Top of DATA SECTION
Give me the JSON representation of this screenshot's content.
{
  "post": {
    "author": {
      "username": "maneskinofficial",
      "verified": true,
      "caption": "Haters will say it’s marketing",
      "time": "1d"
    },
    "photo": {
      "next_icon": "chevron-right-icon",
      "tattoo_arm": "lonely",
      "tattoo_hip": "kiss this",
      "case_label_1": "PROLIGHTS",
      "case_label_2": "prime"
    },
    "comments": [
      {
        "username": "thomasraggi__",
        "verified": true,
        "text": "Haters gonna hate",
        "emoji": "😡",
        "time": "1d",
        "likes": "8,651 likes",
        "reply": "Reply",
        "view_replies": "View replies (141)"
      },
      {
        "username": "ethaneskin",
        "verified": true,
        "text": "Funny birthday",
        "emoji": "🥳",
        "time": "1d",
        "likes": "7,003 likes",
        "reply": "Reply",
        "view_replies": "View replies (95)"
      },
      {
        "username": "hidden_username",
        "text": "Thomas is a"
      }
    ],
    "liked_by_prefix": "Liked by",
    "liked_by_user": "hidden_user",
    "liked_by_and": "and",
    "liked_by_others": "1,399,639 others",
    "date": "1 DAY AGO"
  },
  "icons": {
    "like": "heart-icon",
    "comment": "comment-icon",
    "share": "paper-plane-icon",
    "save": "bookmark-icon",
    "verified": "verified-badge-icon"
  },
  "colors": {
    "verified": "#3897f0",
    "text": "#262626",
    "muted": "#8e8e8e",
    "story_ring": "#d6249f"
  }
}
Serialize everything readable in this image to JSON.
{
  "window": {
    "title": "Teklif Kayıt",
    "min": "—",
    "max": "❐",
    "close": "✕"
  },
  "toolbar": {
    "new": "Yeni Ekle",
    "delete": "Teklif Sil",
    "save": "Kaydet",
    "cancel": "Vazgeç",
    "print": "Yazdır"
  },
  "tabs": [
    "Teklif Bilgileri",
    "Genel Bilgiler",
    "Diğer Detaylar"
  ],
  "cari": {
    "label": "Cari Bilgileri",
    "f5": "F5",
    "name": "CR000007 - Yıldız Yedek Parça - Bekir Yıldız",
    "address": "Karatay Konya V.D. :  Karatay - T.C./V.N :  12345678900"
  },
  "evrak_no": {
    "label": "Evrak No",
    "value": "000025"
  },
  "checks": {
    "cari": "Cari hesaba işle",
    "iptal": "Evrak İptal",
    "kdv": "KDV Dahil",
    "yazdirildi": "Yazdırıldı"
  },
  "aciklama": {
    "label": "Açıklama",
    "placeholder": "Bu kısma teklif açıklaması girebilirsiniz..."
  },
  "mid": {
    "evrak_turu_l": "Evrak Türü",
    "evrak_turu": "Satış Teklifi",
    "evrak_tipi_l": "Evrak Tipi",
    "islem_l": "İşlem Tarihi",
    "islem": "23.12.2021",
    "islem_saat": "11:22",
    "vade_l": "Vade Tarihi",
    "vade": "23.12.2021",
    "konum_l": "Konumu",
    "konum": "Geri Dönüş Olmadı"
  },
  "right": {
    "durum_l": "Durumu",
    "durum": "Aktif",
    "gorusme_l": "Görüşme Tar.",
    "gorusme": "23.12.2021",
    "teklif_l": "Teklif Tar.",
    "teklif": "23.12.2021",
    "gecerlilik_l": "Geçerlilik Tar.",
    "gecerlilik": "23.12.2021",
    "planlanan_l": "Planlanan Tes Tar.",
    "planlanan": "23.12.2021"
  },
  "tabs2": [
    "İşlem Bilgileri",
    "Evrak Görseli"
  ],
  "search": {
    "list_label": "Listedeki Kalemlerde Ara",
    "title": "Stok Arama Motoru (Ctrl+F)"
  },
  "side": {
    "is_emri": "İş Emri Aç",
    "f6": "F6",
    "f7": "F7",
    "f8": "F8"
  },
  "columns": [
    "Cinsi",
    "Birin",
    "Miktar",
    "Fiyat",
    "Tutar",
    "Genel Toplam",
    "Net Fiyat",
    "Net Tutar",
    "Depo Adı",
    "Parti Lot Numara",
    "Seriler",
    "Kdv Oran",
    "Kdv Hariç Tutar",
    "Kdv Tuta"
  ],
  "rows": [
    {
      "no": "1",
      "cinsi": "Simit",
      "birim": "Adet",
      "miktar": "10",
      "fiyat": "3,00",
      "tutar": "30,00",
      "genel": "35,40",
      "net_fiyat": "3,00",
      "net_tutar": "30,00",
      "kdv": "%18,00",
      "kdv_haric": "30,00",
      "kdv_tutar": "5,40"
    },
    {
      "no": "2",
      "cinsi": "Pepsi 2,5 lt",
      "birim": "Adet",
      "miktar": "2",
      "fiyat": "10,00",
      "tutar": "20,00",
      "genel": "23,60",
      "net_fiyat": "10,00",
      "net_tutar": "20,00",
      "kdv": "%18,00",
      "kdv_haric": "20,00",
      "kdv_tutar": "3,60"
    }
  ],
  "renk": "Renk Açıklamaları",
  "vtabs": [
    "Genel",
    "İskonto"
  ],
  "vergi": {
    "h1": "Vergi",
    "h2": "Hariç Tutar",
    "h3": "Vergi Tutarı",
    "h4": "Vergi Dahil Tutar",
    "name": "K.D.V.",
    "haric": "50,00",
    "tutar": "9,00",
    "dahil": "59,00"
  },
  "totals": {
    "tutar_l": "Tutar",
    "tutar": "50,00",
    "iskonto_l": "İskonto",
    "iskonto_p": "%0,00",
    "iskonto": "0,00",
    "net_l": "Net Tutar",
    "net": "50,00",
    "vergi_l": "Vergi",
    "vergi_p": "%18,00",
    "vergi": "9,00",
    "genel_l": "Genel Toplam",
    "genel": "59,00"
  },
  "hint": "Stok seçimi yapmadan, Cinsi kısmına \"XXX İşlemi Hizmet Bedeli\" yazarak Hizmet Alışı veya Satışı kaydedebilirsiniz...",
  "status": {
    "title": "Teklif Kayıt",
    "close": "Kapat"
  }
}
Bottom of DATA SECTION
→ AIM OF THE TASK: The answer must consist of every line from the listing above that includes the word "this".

→ WRITTEN REPLY:
Give me the JSON representation of this screenshot's content.
      "tattoo_hip": "kiss this",
Serialize everything readable in this image to JSON.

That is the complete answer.